Dorothy Fontana: How many other fifty-year-old shows are still being syndicated — and adored by fans — the same way Star Trek is? It’s still a kick for me to meet younger people who tell me they watched the show with their parents and are still watching it in syndicated reruns. And they’re buying the reissued shows on DVD and Blu-ray, to watch them all over again in these new formats. The stories and the characters still hold up — and still engage and entertain audiences.
Gary Gerani: It was the first science fiction series with fully-defined characters that you cared about, and the fantastical notions never insulted your intelligence — they were based on real scientific principles or theories. It also helped viewers to appreciate racial diversity, using science fiction to show us the way to a smarter, more progressive and hopeful future.
David Gerrold: No other television show has had the cultural impact of Star Trek. It has become an iconic American mythology. Star Trek predicted tablets and talking computers and personal communicators, sliding doors and silvery discs for storing data — and now we have all those things. And more. But more than that, Star Trek continues to inspire the audience with an optimistic vision of the future, a future in which everybody is valued for what they can contribute.
Edward Gross: In the same way that James Bond was back in 2012 or the 50th anniversary of The Beatles’ “invasion” of America was in 2014: to have an element of pop culture not only be celebrated, but to still be thriving half a century after its inception is remarkable. Especially today when things have become so disposable. New feature film, new television series, and a franchise that remains so revered is absolutely worthy of celebration.
Bill Kraft: Star Trek broke ground for science fiction on television. Before then, TV science fiction was strictly Saturday morning “kid-stuff,” which no one took seriously. It didn’t deal with ideas or comment on the human condition as Star Trek does. Star Trek’s longevity and sheer output of over 700 hours of storytelling attest to its durability. I think the first 50 years are but a harbinger of another 50 years or more. It’s time to acknowledge and celebrate the achievement of one of the most durable franchises in the annals of entertainment and pop culture.
Herbie J Pilato: First and foremost, the scripts, visuals, and characters were vibrant with imagination, wonder, hope, discovery, excitement, and adventure… all the colors of the Universe, however they are defined within the specific confines of optimum storytelling. The casting of each character, be they a regular or a guest character, was on-the-money. The importance of casting far too-many times is ignored when producing any kind of production for television, film or stage, for that matter. And on Star Trek — the original series, the casting was pristine.

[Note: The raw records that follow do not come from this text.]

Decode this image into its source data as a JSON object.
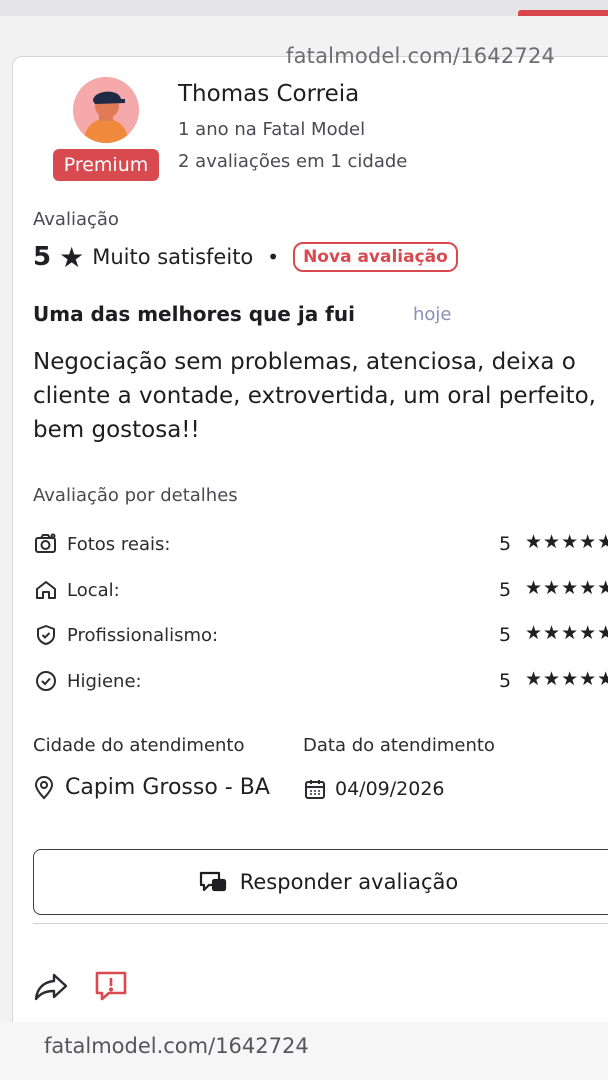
{
  "watermark": "fatalmodel.com/1642724",
  "reviewer": {
    "name": "Thomas Correia",
    "badge": "Premium",
    "tenure": "1 ano na Fatal Model",
    "stats": "2 avaliações em 1 cidade"
  },
  "rating": {
    "label": "Avaliação",
    "score": "5",
    "star": "★",
    "satisfaction": "Muito satisfeito",
    "separator": "•",
    "new_badge": "Nova avaliação"
  },
  "review": {
    "title": "Uma das melhores que ja fui",
    "when": "hoje",
    "text": "Negociação sem problemas, atenciosa, deixa o cliente a vontade, extrovertida, um oral perfeito, bem gostosa!!"
  },
  "details": {
    "heading": "Avaliação por detalhes",
    "items": [
      {
        "label": "Fotos reais:",
        "value": "5",
        "stars": "★★★★★",
        "icon": "camera-icon"
      },
      {
        "label": "Local:",
        "value": "5",
        "stars": "★★★★★",
        "icon": "home-icon"
      },
      {
        "label": "Profissionalismo:",
        "value": "5",
        "stars": "★★★★★",
        "icon": "shield-check-icon"
      },
      {
        "label": "Higiene:",
        "value": "5",
        "stars": "★★★★★",
        "icon": "check-circle-icon"
      }
    ]
  },
  "service": {
    "city_label": "Cidade do atendimento",
    "city": "Capim Grosso - BA",
    "date_label": "Data do atendimento",
    "date": "04/09/2026"
  },
  "actions": {
    "reply": "Responder avaliação"
  },
  "colors": {
    "accent": "#d94a50",
    "text": "#1d1d22",
    "muted": "#4a4a52",
    "time": "#8a8fb8"
  }
}
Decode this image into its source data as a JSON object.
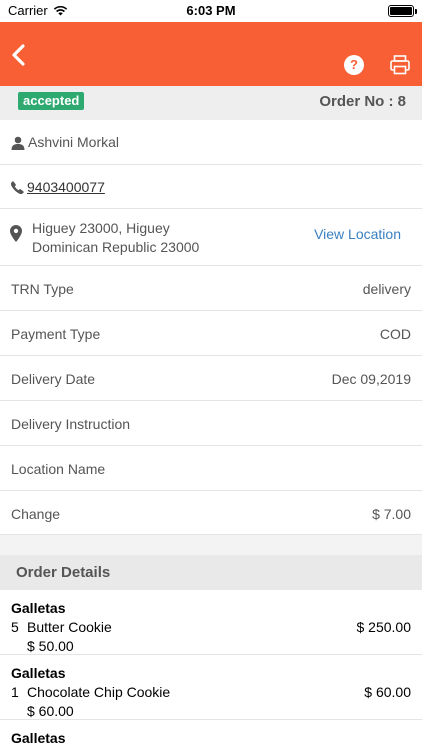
{
  "status_bar": {
    "carrier": "Carrier",
    "time": "6:03 PM"
  },
  "nav": {
    "help_label": "?"
  },
  "order": {
    "status": "accepted",
    "order_no": "Order No : 8"
  },
  "customer": {
    "name": "Ashvini Morkal",
    "phone": "9403400077",
    "address_line1": "Higuey 23000, Higuey",
    "address_line2": "Dominican Republic 23000",
    "view_location_label": "View Location"
  },
  "fields": [
    {
      "label": "TRN Type",
      "value": "delivery"
    },
    {
      "label": "Payment Type",
      "value": "COD"
    },
    {
      "label": "Delivery Date",
      "value": "Dec 09,2019"
    },
    {
      "label": "Delivery Instruction",
      "value": ""
    },
    {
      "label": "Location Name",
      "value": ""
    },
    {
      "label": "Change",
      "value": "$ 7.00"
    }
  ],
  "order_details": {
    "title": "Order Details",
    "items": [
      {
        "category": "Galletas",
        "qty": "5",
        "name": "Butter Cookie",
        "unit_price": "$ 50.00",
        "total": "$ 250.00"
      },
      {
        "category": "Galletas",
        "qty": "1",
        "name": "Chocolate Chip Cookie",
        "unit_price": "$ 60.00",
        "total": "$ 60.00"
      },
      {
        "category": "Galletas"
      }
    ]
  },
  "colors": {
    "nav_bar": "#f95f35",
    "badge": "#2eaa71",
    "link": "#3a7fc1"
  },
  "icons": {
    "back": "chevron-left-icon",
    "help": "question-circle-icon",
    "print": "printer-icon",
    "person": "person-icon",
    "phone": "phone-icon",
    "location": "map-pin-icon",
    "wifi": "wifi-icon",
    "battery": "battery-icon"
  }
}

Melinda Snodgrass: Star Trek presented the possibility of a united Earth and people who no longer saw national borders or skin color. That was a major achievement during the 1960s while fear of Communism raged and African-Americans were struggling for equal protection and acceptance in their own country.